While wages are also set to rise, with unions insisting on appropriate increases, low-income families are the hardest hit. Despite a 20% increase in the minimum wage, many are unlikely to feel enough relief to be able to offset the rising cost of living.
Kate Connolly in Berlin
For a commodity-based economy, Australia faces a tougher battle than most to maintain a price cap.
Consumer inflation accelerated at the end of 2021 to 3.5%, while the underlying rate monitored by the central bank – Reserve Bank of Australia (RBA) – reached its highest level since mid-2014 at 2.6%. Record fuel prices were a factor.
The RBA’s monk failure to resist lifting the official exchange rate from its all-time high of 0.1% until wages begin to rise by at least 3% a year will be in the spotlight. financial markets already anticipates the first rate hike by June. By next February, the rate could reach 1.25%, futures indicate.
Postponing the rate hike until June would at least avoid embarrassment for the federal government, which must hold national elections on or before May 21.
Private economists are less hawkish but doubt the RBA can wait beyond August. One question to watch is whether the unemployment rate drops below 4%, which would be the lowest since 1974, although there are many reasons why wage growth may remain limited, including the position of relatively weak labor bargaining. Peter Hannam in Sydney
The global wave of inflation has brought Pakistan to its knees. The rate soared to 13% in January as the national currency, the rupee, devalued rapidly.
Food prices soared 17%, leaving low- and middle-income families, who were already spending half their income on food, struggling to cope. The country recently saw a 5% rise in the price of potatoes, a 4.5% rise in the price of chicken and a 2.5% rise in the cost of bananas. The price of cooking oil has increased by 27% over the past three years and sugar is now more expensive than fuel. In January, for the first time in Pakistan’s history, petrol reached 150 rupees per liter (63 pence), a rise of around 40%.
Local political decisions have compounded global pressures. The government has agreed cost-cutting measures with the International Monetary Fund (IMF) to secure a $6 billion bailout, which includes petrol levies, higher energy tariffs and higher taxes. The cost of electricity in Pakistan is already double that of its neighbors India and Bangladesh.

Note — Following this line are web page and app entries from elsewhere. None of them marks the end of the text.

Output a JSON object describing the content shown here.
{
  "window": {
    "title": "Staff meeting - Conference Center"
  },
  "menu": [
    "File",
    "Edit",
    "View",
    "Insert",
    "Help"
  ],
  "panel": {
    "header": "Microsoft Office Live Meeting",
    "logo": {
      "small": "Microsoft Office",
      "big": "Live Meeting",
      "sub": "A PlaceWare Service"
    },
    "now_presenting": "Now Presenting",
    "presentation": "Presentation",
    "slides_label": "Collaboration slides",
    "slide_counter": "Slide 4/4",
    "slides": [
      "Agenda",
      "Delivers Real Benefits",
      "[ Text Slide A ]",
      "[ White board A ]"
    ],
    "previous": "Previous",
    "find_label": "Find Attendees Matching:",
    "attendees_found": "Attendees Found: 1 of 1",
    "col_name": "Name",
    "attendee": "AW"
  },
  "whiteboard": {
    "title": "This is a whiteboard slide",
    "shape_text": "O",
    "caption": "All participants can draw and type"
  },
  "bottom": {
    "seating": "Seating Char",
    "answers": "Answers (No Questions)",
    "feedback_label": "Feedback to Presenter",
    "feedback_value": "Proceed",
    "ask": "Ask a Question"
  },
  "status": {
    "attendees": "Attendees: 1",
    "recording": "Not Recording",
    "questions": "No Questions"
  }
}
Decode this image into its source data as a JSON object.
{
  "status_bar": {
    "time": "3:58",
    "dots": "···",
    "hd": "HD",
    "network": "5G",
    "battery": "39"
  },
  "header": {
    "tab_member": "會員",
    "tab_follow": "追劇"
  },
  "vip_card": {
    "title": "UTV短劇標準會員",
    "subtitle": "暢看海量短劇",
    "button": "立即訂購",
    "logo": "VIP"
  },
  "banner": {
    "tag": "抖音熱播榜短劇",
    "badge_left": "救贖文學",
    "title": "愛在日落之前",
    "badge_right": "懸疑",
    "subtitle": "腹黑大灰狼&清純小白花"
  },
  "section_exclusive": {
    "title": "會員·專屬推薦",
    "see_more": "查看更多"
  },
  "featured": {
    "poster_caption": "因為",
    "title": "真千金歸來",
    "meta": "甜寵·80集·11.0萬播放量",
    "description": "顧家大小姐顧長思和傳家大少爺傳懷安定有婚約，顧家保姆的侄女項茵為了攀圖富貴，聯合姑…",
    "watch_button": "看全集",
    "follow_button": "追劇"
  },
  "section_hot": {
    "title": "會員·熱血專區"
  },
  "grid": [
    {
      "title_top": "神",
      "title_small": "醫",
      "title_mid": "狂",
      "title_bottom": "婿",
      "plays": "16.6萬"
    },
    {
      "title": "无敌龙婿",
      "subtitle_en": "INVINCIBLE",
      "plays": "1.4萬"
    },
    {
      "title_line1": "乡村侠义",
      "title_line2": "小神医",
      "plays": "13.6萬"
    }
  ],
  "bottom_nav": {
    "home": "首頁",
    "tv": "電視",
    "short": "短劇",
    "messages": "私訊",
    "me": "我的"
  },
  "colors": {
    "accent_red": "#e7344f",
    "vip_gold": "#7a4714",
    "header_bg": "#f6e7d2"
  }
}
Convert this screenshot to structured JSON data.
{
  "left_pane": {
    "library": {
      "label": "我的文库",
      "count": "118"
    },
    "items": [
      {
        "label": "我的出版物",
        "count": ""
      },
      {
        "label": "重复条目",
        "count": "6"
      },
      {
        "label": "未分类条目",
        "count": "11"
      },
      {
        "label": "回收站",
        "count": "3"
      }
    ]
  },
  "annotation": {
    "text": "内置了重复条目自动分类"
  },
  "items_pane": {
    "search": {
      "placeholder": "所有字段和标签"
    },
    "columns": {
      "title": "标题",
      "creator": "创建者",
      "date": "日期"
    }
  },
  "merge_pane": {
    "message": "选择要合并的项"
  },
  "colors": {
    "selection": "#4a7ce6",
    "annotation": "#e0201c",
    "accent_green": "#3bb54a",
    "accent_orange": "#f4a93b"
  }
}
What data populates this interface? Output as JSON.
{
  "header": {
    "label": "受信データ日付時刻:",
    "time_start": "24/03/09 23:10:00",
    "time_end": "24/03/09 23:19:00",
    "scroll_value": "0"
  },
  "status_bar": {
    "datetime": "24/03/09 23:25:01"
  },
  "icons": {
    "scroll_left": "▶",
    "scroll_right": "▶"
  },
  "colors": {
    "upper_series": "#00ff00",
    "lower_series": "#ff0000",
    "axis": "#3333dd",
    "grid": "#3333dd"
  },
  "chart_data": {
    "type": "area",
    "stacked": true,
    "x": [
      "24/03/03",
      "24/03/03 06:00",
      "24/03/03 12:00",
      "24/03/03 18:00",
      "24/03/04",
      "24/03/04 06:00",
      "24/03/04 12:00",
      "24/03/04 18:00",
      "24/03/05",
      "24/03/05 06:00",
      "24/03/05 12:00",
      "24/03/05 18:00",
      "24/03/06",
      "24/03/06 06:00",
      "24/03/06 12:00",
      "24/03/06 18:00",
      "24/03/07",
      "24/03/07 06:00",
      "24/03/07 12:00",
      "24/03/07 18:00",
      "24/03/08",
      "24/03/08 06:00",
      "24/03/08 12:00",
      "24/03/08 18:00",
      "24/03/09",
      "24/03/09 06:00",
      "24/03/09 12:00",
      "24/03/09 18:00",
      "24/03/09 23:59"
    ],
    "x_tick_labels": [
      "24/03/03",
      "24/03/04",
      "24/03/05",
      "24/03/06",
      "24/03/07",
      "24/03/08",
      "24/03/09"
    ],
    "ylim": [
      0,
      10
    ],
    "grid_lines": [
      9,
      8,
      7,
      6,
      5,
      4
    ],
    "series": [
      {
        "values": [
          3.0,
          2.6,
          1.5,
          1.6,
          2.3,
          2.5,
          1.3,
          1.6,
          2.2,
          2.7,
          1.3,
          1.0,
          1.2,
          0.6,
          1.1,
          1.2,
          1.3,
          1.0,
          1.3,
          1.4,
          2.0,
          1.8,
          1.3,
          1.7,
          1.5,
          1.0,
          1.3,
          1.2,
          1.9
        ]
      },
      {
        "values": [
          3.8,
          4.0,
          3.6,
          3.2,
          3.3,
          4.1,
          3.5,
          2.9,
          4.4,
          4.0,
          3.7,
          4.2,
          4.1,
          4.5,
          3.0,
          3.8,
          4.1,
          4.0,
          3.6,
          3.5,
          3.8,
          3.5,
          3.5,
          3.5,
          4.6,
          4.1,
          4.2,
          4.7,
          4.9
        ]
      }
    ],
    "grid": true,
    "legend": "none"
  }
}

Amid mass discontent and anger at the now unaffordable cost of living, Prime Minister Imran Khan recently said the impact of inflation was “keeping me awake at night”, but insisted on the that it was a “global phenomenon”. A protest march against inflation is currently planned by the political opposition.
Hannah Ellis-Petersen in Delhi